    1. Redzengenoist: You are apparently forgetting that this allele is supposed to increase not only IQ, but also life expectancy. So why the heck would it be eliminated from East Asian populations, which are NOT known for having short lifespans and low in IQ? The selective pressures among East Asians for high IQ and high life expectancy have probably been higher than among Europeans and Africans, yet they lack this "smart longevity allele". And even among Africans and Europeans, this "beneficial" allele is present at modest (0.2) frequency, whereas if the heterozigous condition were really the most advantageous as the authors claim, the most favorable frequency would be 0.5. You say that the current environment selects against intelligence. 1) Evidence for this? Not much. 2) Even if this were true, it's equally true that human cognitive capacities have increased among Europeans since they left Africa, as shown by 1)technological progress among Cro-Magnon and 2) increase in most of the other alleles affecting IQ. So we're left with a weird picture where the other alleles that increase IQ by only 1 point went up in frequency, but this allele which supposedly has super IQ and health boosting powers was eliminated. This does not make sense at all.

    2. @Merc:

      a) whether the East Asian population is exceptionally high on longevity or intelligence does not speak to whether an allele rare in their population boosts longevity or IQ. There are many good arguments against KL-VS, but this one is misplaced.

      Solomon Islanders have a SNP mutation which gives 10% of them blonde hair. This mutation is rarely present among Norwegians, who are more frequently blonde. The lack of this SNP among Norwegians is a poor foundation on which to assert that this SNP does not boost blondeness, even if one also asserts that there's more selection pressure for blonde hair color in Norway.

      b) "You say that the current environment selects against intelligence. 1) Evidence for this? Not much."

      Come now.

      c) "So we're left with a weird picture where the other alleles that increase IQ by only 1 point went up in frequency, but this allele which supposedly has super IQ and health boosting powers was eliminated. This does not make sense at all."

      There are good arguments against KL-VS, the best of which is that similar studies with larger sample sizes have not replicated it. But the assertion that "it could not be" because an allele suggested to boost IQ and longevity could not be maladaptive brings discredit. Sickle cell anemia boosts Malaria resistance, but it's rare in most environments, because that boost has a hidden cost somewhere else.

    3. You missed the general meaning of my argument. I raised 4 arguments, and each of these makes the false positive thesis more probable. None of them is sufficient per se but each of them reduces the likelihood that this gene is a real hit.
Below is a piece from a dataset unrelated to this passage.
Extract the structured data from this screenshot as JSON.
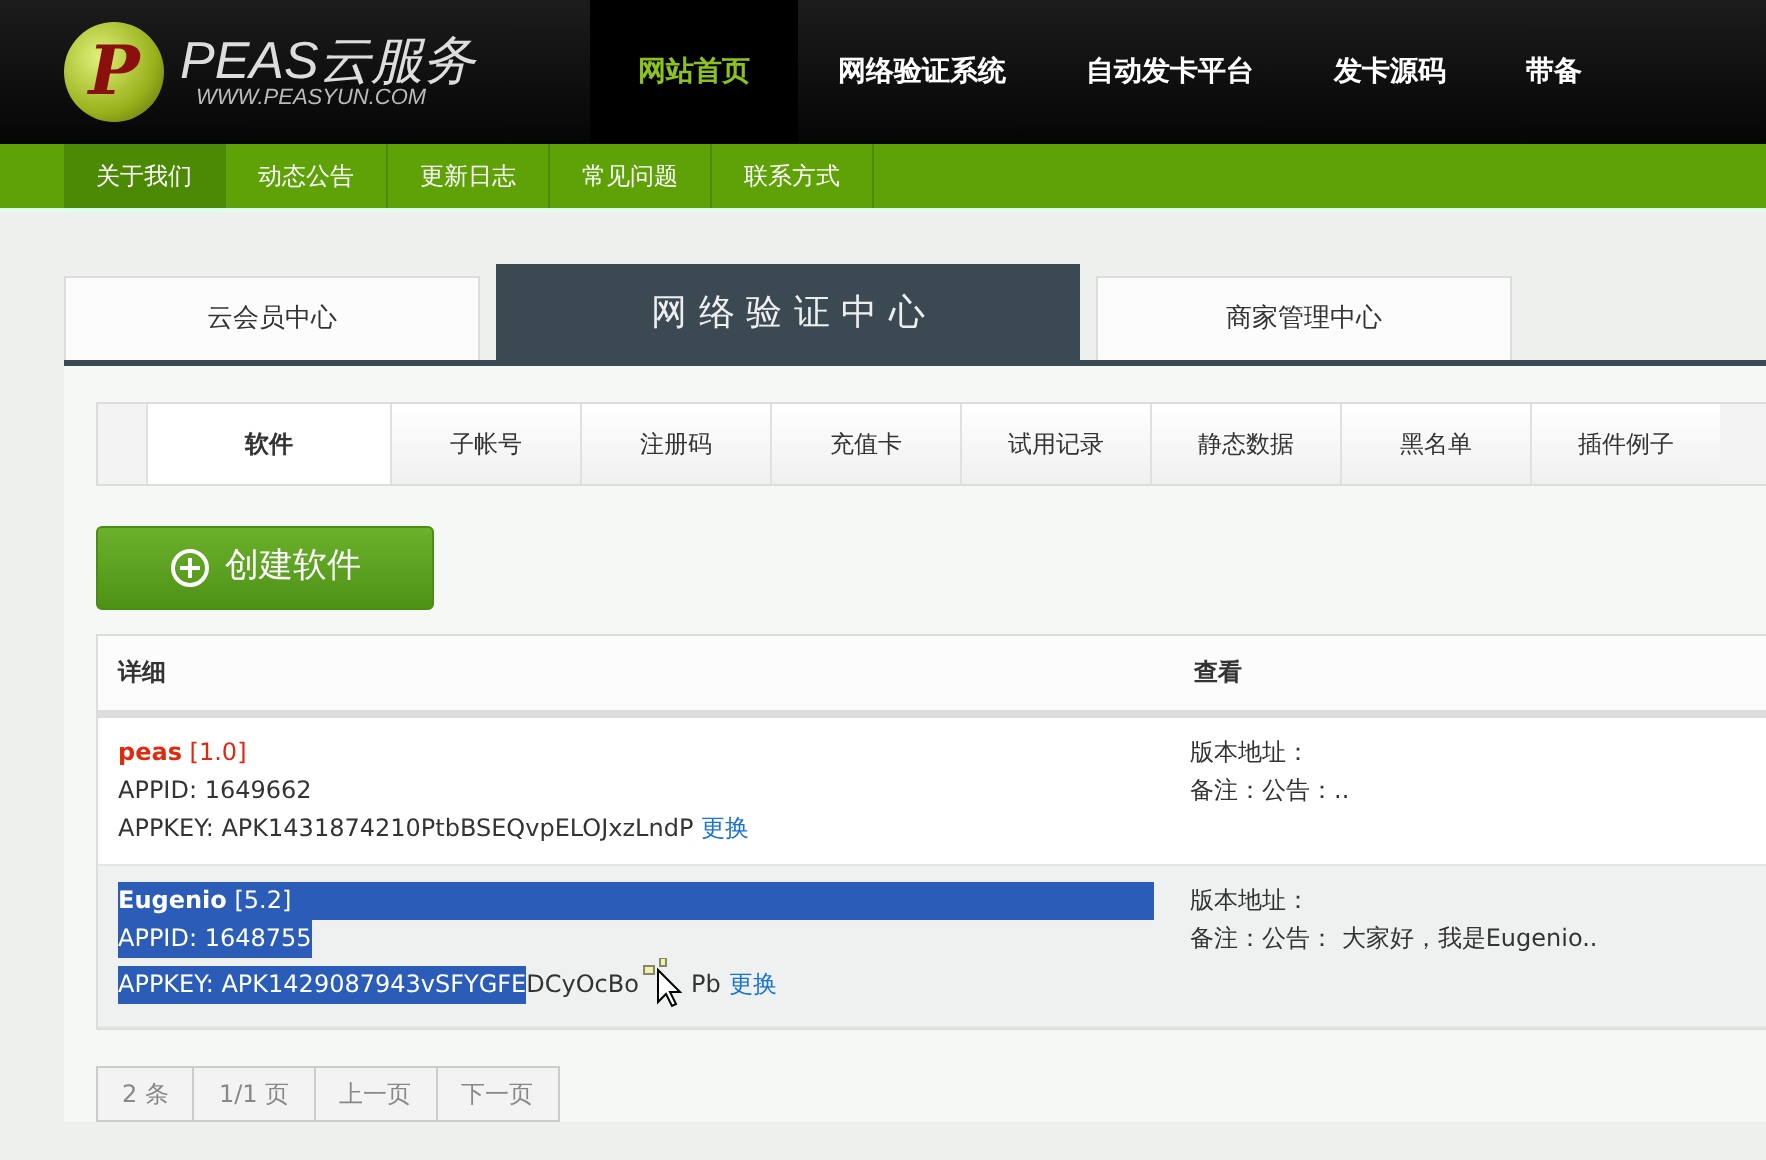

Since we've got no hard scientific evidence, we've got to rely on circumstantial evidence. The real test will be future GWAS, so far we're just discussing about remote possibilities. Your arrogance is only matched by your lack of attention to what I wrote

  9. Thanks. I will defer to you both! As to The Economist, I doubt their overall approach has changed at the editorial level. I simply hope they include intelligence as a potentially causal variable in economic outcomes.